┌──
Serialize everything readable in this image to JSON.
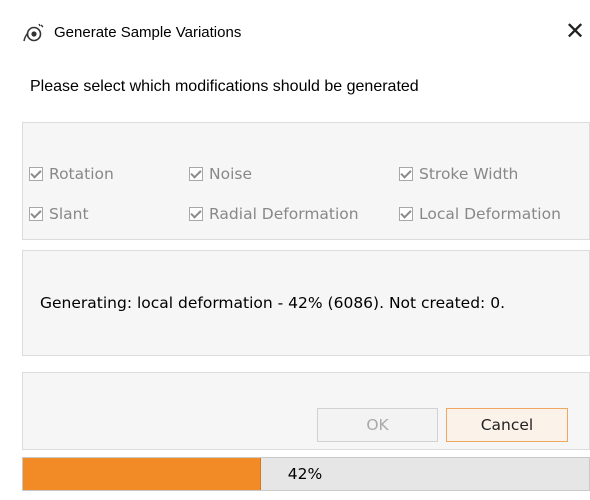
{
  "window": {
    "title": "Generate Sample Variations",
    "close_glyph": "✕",
    "icon": "app-settings-icon"
  },
  "prompt": "Please select which modifications should be generated",
  "options": [
    {
      "label": "Rotation",
      "checked": true,
      "enabled": false
    },
    {
      "label": "Noise",
      "checked": true,
      "enabled": false
    },
    {
      "label": "Stroke Width",
      "checked": true,
      "enabled": false
    },
    {
      "label": "Slant",
      "checked": true,
      "enabled": false
    },
    {
      "label": "Radial Deformation",
      "checked": true,
      "enabled": false
    },
    {
      "label": "Local Deformation",
      "checked": true,
      "enabled": false
    }
  ],
  "status": "Generating: local deformation - 42% (6086). Not created: 0.",
  "buttons": {
    "ok": "OK",
    "cancel": "Cancel"
  },
  "progress": {
    "value": 0.42,
    "label": "42%"
  },
  "colors": {
    "accent": "#f28a26",
    "panel": "#f6f6f6",
    "disabled_text": "#888888"
  }
}
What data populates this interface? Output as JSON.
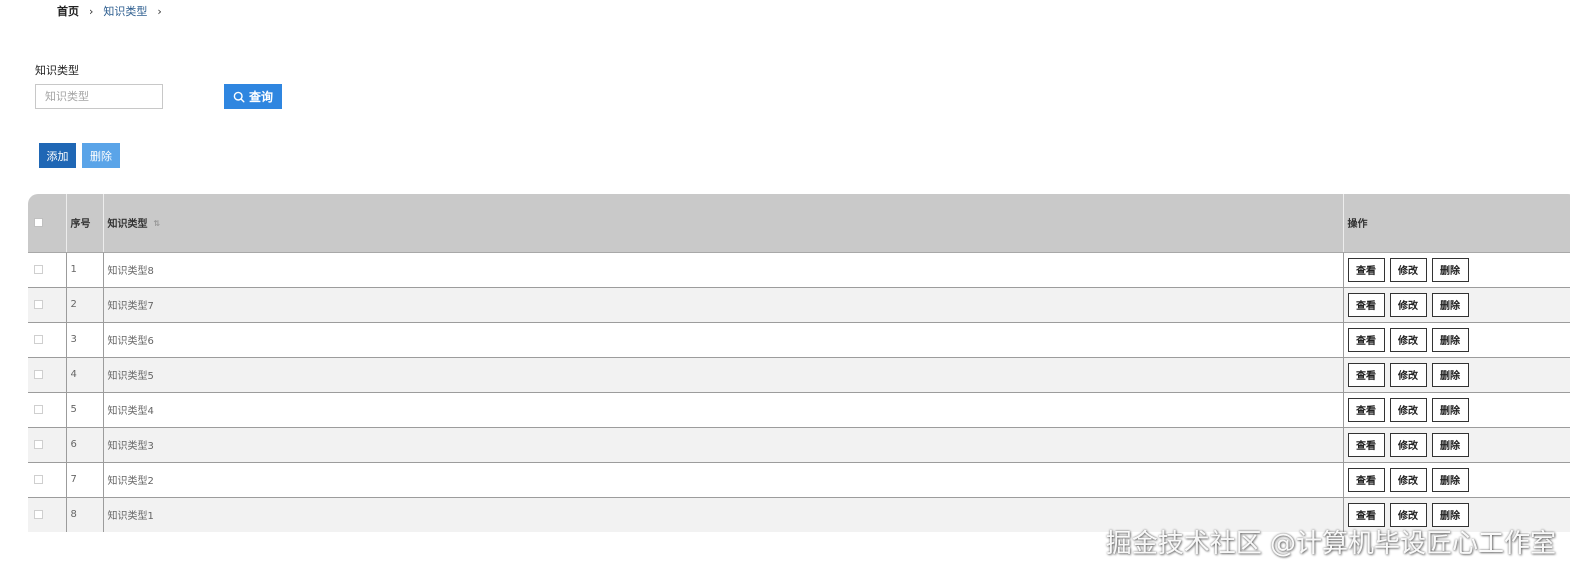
{
  "breadcrumb": {
    "home": "首页",
    "current": "知识类型",
    "separator": "›"
  },
  "filter": {
    "label": "知识类型",
    "placeholder": "知识类型",
    "search_label": "查询"
  },
  "toolbar": {
    "add_label": "添加",
    "delete_label": "删除"
  },
  "table": {
    "columns": {
      "index": "序号",
      "name": "知识类型",
      "ops": "操作"
    },
    "rows": [
      {
        "index": "1",
        "name": "知识类型8"
      },
      {
        "index": "2",
        "name": "知识类型7"
      },
      {
        "index": "3",
        "name": "知识类型6"
      },
      {
        "index": "4",
        "name": "知识类型5"
      },
      {
        "index": "5",
        "name": "知识类型4"
      },
      {
        "index": "6",
        "name": "知识类型3"
      },
      {
        "index": "7",
        "name": "知识类型2"
      },
      {
        "index": "8",
        "name": "知识类型1"
      }
    ],
    "actions": {
      "view": "查看",
      "edit": "修改",
      "delete": "删除"
    }
  },
  "watermark": "掘金技术社区 @计算机毕设匠心工作室",
  "colors": {
    "primary": "#2f86e0",
    "add_button": "#1f67b5",
    "delete_button": "#5aa4e8",
    "header_bg": "#c9c9c9",
    "link": "#2c5d8f"
  },
  "icons": {
    "search_button": "search-icon",
    "sort": "sort-icon"
  }
}
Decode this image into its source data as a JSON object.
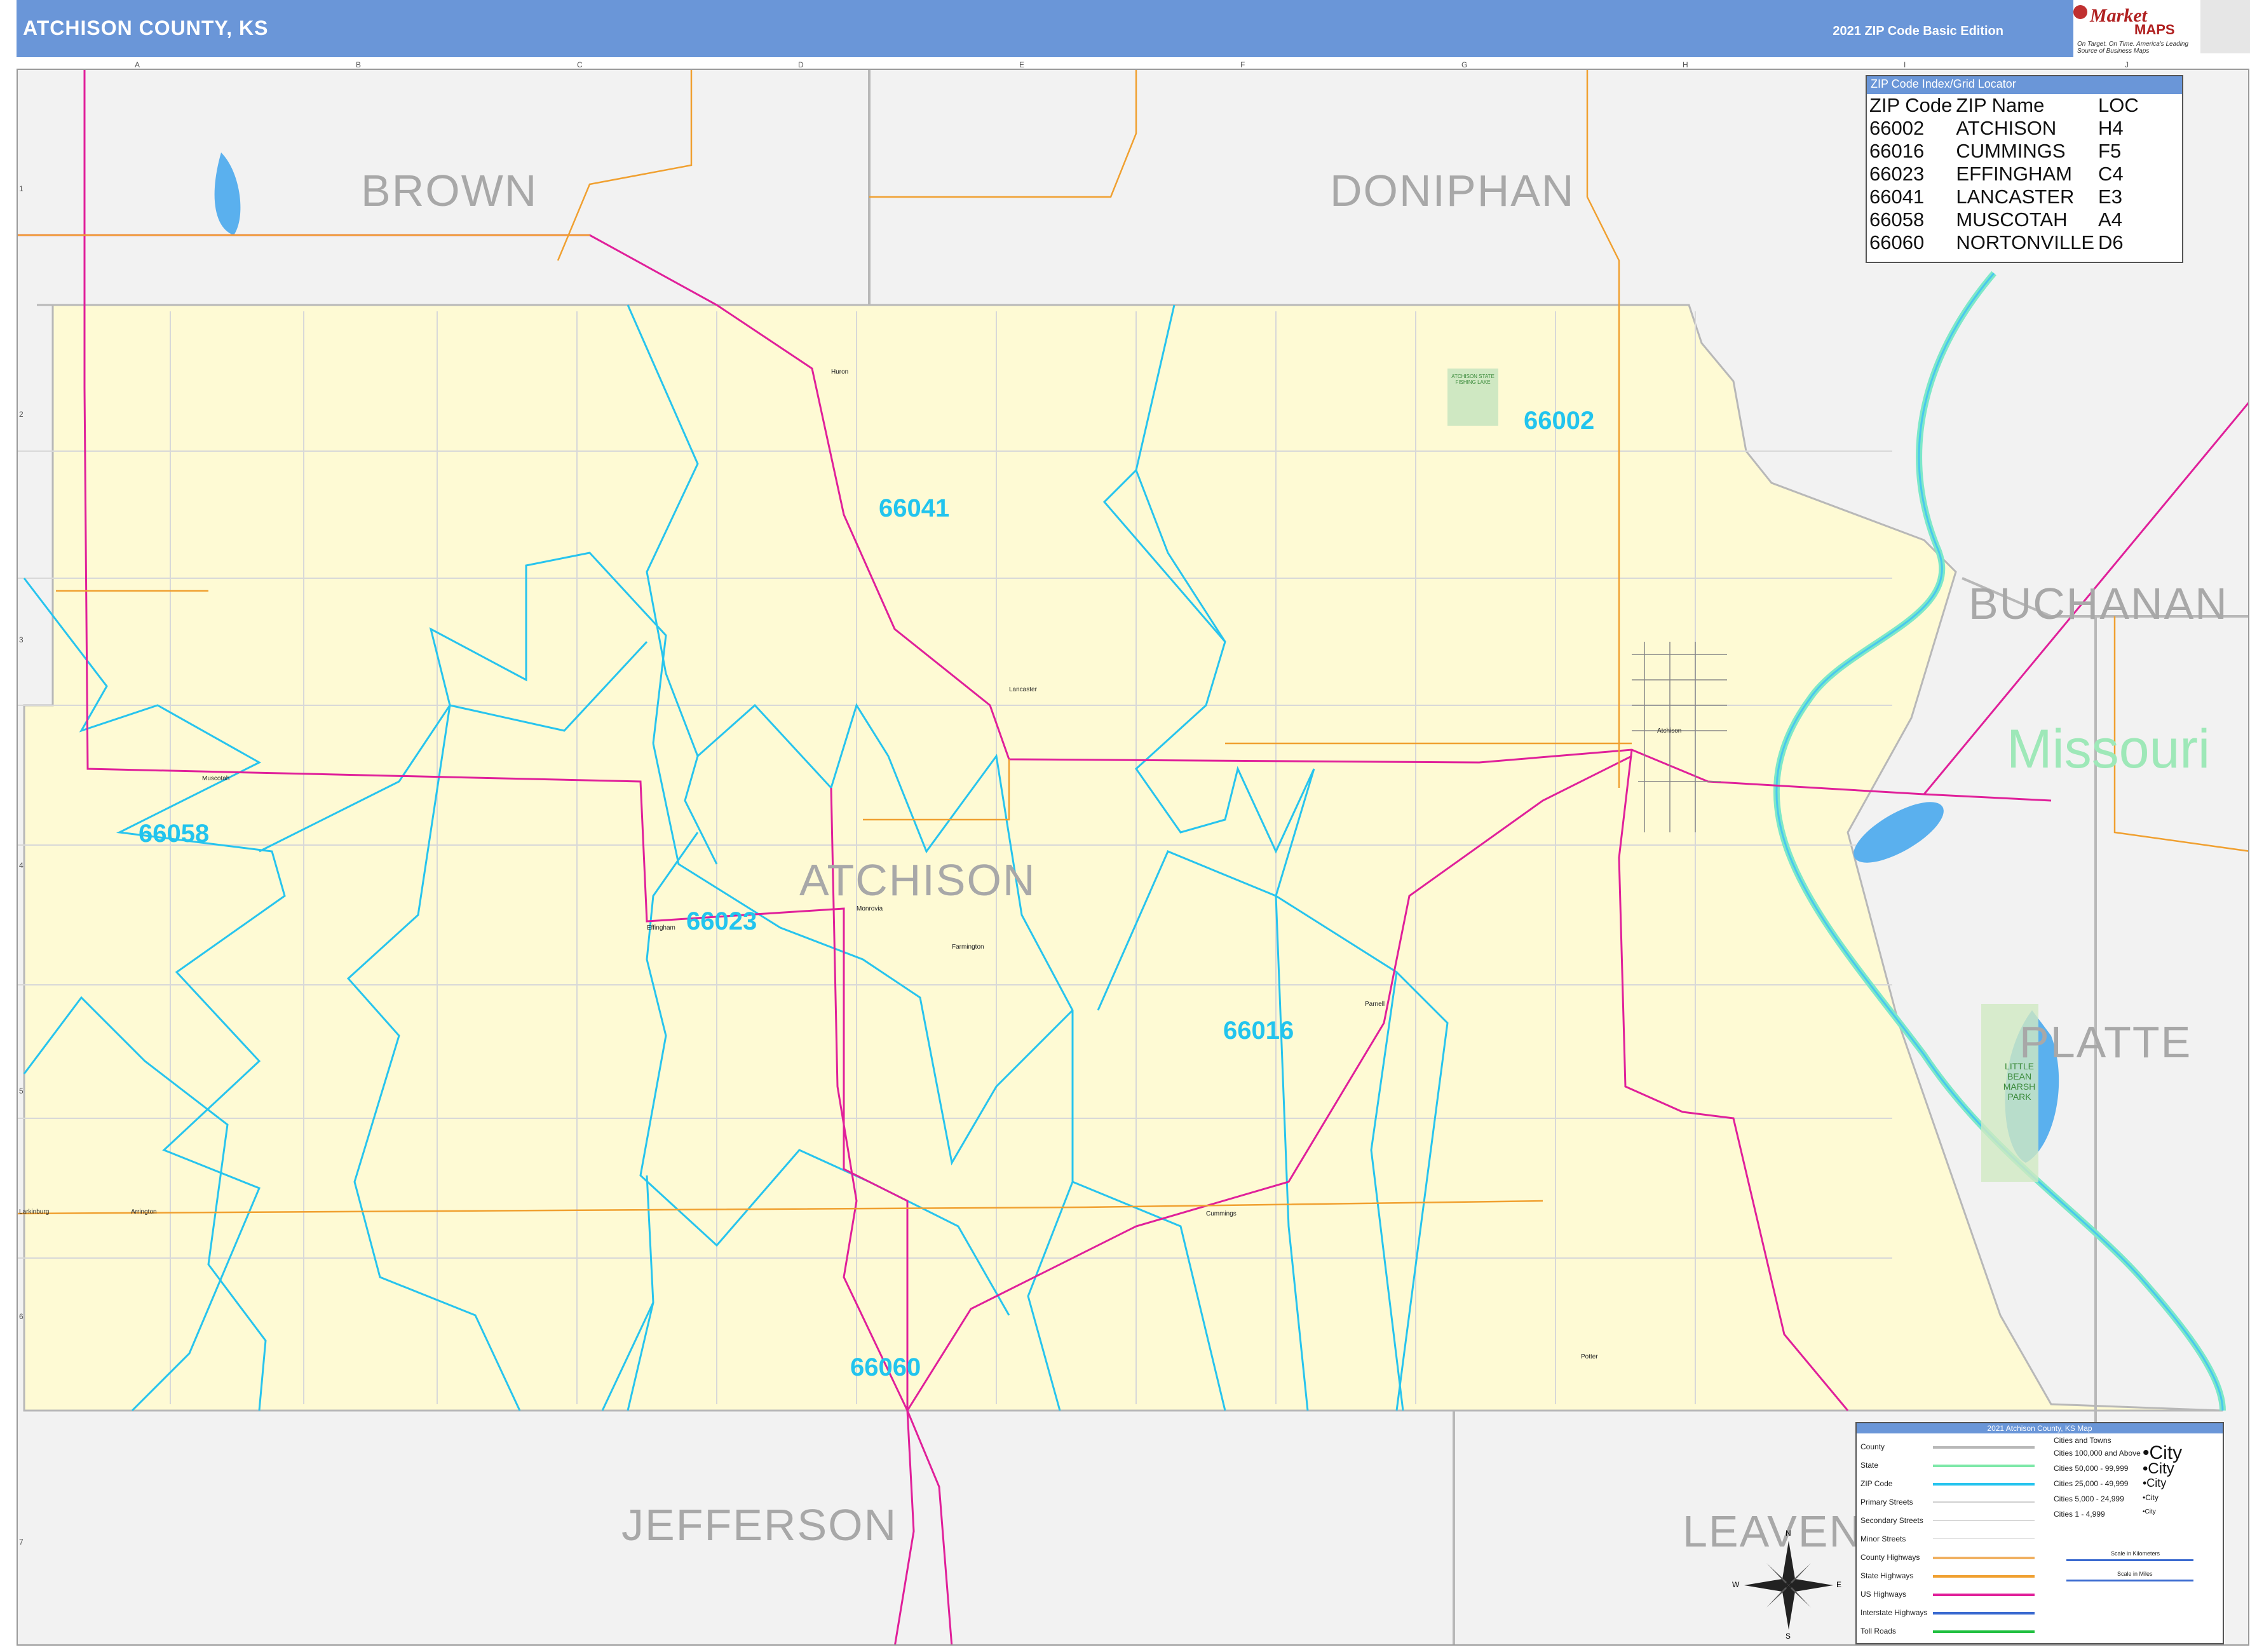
{
  "header": {
    "title": "ATCHISON COUNTY, KS",
    "edition": "2021 ZIP Code Basic Edition"
  },
  "logo": {
    "brand": "Market",
    "maps": "MAPS",
    "tagline": "On Target. On Time. America's Leading Source of Business Maps"
  },
  "counties": {
    "brown": "BROWN",
    "doniphan": "DONIPHAN",
    "atchison": "ATCHISON",
    "buchanan": "BUCHANAN",
    "platte": "PLATTE",
    "jefferson": "JEFFERSON",
    "leavenworth": "LEAVENW"
  },
  "state_label": "Missouri",
  "zip_labels": {
    "z66002": "66002",
    "z66041": "66041",
    "z66058": "66058",
    "z66023": "66023",
    "z66016": "66016",
    "z66060": "66060"
  },
  "towns": {
    "huron": "Huron",
    "lancaster": "Lancaster",
    "muscotah": "Muscotah",
    "effingham": "Effingham",
    "monrovia": "Monrovia",
    "farmington": "Farmington",
    "parnell": "Parnell",
    "atchison": "Atchison",
    "cummings": "Cummings",
    "potter": "Potter",
    "arrington": "Arrington",
    "larkinburg": "Larkinburg",
    "park1": "ATCHISON STATE FISHING LAKE",
    "park2": "LITTLE BEAN MARSH PARK"
  },
  "zip_index": {
    "header": "ZIP Code Index/Grid Locator",
    "columns": [
      "ZIP Code",
      "ZIP Name",
      "LOC"
    ],
    "rows": [
      [
        "66002",
        "ATCHISON",
        "H4"
      ],
      [
        "66016",
        "CUMMINGS",
        "F5"
      ],
      [
        "66023",
        "EFFINGHAM",
        "C4"
      ],
      [
        "66041",
        "LANCASTER",
        "E3"
      ],
      [
        "66058",
        "MUSCOTAH",
        "A4"
      ],
      [
        "66060",
        "NORTONVILLE",
        "D6"
      ]
    ]
  },
  "legend": {
    "header": "2021 Atchison County, KS Map",
    "items": [
      "County",
      "State",
      "ZIP Code",
      "Primary Streets",
      "Secondary Streets",
      "Minor Streets",
      "County Highways",
      "State Highways",
      "US Highways",
      "Interstate Highways",
      "Toll Roads"
    ],
    "city_items": [
      "Cities and Towns",
      "Cities 100,000 and Above",
      "Cities 50,000 - 99,999",
      "Cities 25,000 - 49,999",
      "Cities 5,000 - 24,999",
      "Cities 1 - 4,999"
    ],
    "city_samples": [
      "•City",
      "•City",
      "•City",
      "•City",
      "•City"
    ],
    "scale_km": "Scale in Kilometers",
    "scale_mi": "Scale in Miles",
    "colors": {
      "county": "#b8b8b8",
      "state": "#7de8a8",
      "zip": "#27c4ee",
      "county_hwy": "#f0b060",
      "state_hwy": "#f0a030",
      "us_hwy": "#e0209a",
      "interstate": "#3a6ad0",
      "toll": "#20c040"
    }
  },
  "compass": {
    "n": "N",
    "s": "S",
    "e": "E",
    "w": "W"
  },
  "grid": {
    "cols": [
      "A",
      "B",
      "C",
      "D",
      "E",
      "F",
      "G",
      "H",
      "I",
      "J"
    ],
    "rows": [
      "1",
      "2",
      "3",
      "4",
      "5",
      "6",
      "7"
    ]
  }
}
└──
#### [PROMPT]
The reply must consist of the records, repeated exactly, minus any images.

#### [RESULT OF THIS TASK]
Serialize everything readable in this image to JSON.
{
  "window": {
    "title": "Generate Sample Variations",
    "close_glyph": "✕",
    "icon": "app-settings-icon"
  },
  "prompt": "Please select which modifications should be generated",
  "options": [
    {
      "label": "Rotation",
      "checked": true,
      "enabled": false
    },
    {
      "label": "Noise",
      "checked": true,
      "enabled": false
    },
    {
      "label": "Stroke Width",
      "checked": true,
      "enabled": false
    },
    {
      "label": "Slant",
      "checked": true,
      "enabled": false
    },
    {
      "label": "Radial Deformation",
      "checked": true,
      "enabled": false
    },
    {
      "label": "Local Deformation",
      "checked": true,
      "enabled": false
    }
  ],
  "status": "Generating: local deformation - 42% (6086). Not created: 0.",
  "buttons": {
    "ok": "OK",
    "cancel": "Cancel"
  },
  "progress": {
    "value": 0.42,
    "label": "42%"
  },
  "colors": {
    "accent": "#f28a26",
    "panel": "#f6f6f6",
    "disabled_text": "#888888"
  }
}
What data populates this interface? Output as JSON.
{
  "breadcrumb": {
    "home": "首页",
    "current": "知识类型",
    "separator": "›"
  },
  "filter": {
    "label": "知识类型",
    "placeholder": "知识类型",
    "search_label": "查询"
  },
  "toolbar": {
    "add_label": "添加",
    "delete_label": "删除"
  },
  "table": {
    "columns": {
      "index": "序号",
      "name": "知识类型",
      "ops": "操作"
    },
    "rows": [
      {
        "index": "1",
        "name": "知识类型8"
      },
      {
        "index": "2",
        "name": "知识类型7"
      },
      {
        "index": "3",
        "name": "知识类型6"
      },
      {
        "index": "4",
        "name": "知识类型5"
      },
      {
        "index": "5",
        "name": "知识类型4"
      },
      {
        "index": "6",
        "name": "知识类型3"
      },
      {
        "index": "7",
        "name": "知识类型2"
      },
      {
        "index": "8",
        "name": "知识类型1"
      }
    ],
    "actions": {
      "view": "查看",
      "edit": "修改",
      "delete": "删除"
    }
  },
  "watermark": "掘金技术社区 @计算机毕设匠心工作室",
  "colors": {
    "primary": "#2f86e0",
    "add_button": "#1f67b5",
    "delete_button": "#5aa4e8",
    "header_bg": "#c9c9c9",
    "link": "#2c5d8f"
  },
  "icons": {
    "search_button": "search-icon",
    "sort": "sort-icon"
  }
}
Decode this image into its source data as a JSON object.
{
  "header": {
    "title": "ATCHISON COUNTY, KS",
    "edition": "2021 ZIP Code Basic Edition"
  },
  "logo": {
    "brand": "Market",
    "maps": "MAPS",
    "tagline": "On Target. On Time. America's Leading Source of Business Maps"
  },
  "counties": {
    "brown": "BROWN",
    "doniphan": "DONIPHAN",
    "atchison": "ATCHISON",
    "buchanan": "BUCHANAN",
    "platte": "PLATTE",
    "jefferson": "JEFFERSON",
    "leavenworth": "LEAVENW"
  },
  "state_label": "Missouri",
  "zip_labels": {
    "z66002": "66002",
    "z66041": "66041",
    "z66058": "66058",
    "z66023": "66023",
    "z66016": "66016",
    "z66060": "66060"
  },
  "towns": {
    "huron": "Huron",
    "lancaster": "Lancaster",
    "muscotah": "Muscotah",
    "effingham": "Effingham",
    "monrovia": "Monrovia",
    "farmington": "Farmington",
    "parnell": "Parnell",
    "atchison": "Atchison",
    "cummings": "Cummings",
    "potter": "Potter",
    "arrington": "Arrington",
    "larkinburg": "Larkinburg",
    "park1": "ATCHISON STATE FISHING LAKE",
    "park2": "LITTLE BEAN MARSH PARK"
  },
  "zip_index": {
    "header": "ZIP Code Index/Grid Locator",
    "columns": [
      "ZIP Code",
      "ZIP Name",
      "LOC"
    ],
    "rows": [
      [
        "66002",
        "ATCHISON",
        "H4"
      ],
      [
        "66016",
        "CUMMINGS",
        "F5"
      ],
      [
        "66023",
        "EFFINGHAM",
        "C4"
      ],
      [
        "66041",
        "LANCASTER",
        "E3"
      ],
      [
        "66058",
        "MUSCOTAH",
        "A4"
      ],
      [
        "66060",
        "NORTONVILLE",
        "D6"
      ]
    ]
  },
  "legend": {
    "header": "2021 Atchison County, KS Map",
    "items": [
      "County",
      "State",
      "ZIP Code",
      "Primary Streets",
      "Secondary Streets",
      "Minor Streets",
      "County Highways",
      "State Highways",
      "US Highways",
      "Interstate Highways",
      "Toll Roads"
    ],
    "city_items": [
      "Cities and Towns",
      "Cities 100,000 and Above",
      "Cities 50,000 - 99,999",
      "Cities 25,000 - 49,999",
      "Cities 5,000 - 24,999",
      "Cities 1 - 4,999"
    ],
    "city_samples": [
      "•City",
      "•City",
      "•City",
      "•City",
      "•City"
    ],
    "scale_km": "Scale in Kilometers",
    "scale_mi": "Scale in Miles",
    "colors": {
      "county": "#b8b8b8",
      "state": "#7de8a8",
      "zip": "#27c4ee",
      "county_hwy": "#f0b060",
      "state_hwy": "#f0a030",
      "us_hwy": "#e0209a",
      "interstate": "#3a6ad0",
      "toll": "#20c040"
    }
  },
  "compass": {
    "n": "N",
    "s": "S",
    "e": "E",
    "w": "W"
  },
  "grid": {
    "cols": [
      "A",
      "B",
      "C",
      "D",
      "E",
      "F",
      "G",
      "H",
      "I",
      "J"
    ],
    "rows": [
      "1",
      "2",
      "3",
      "4",
      "5",
      "6",
      "7"
    ]
  }
}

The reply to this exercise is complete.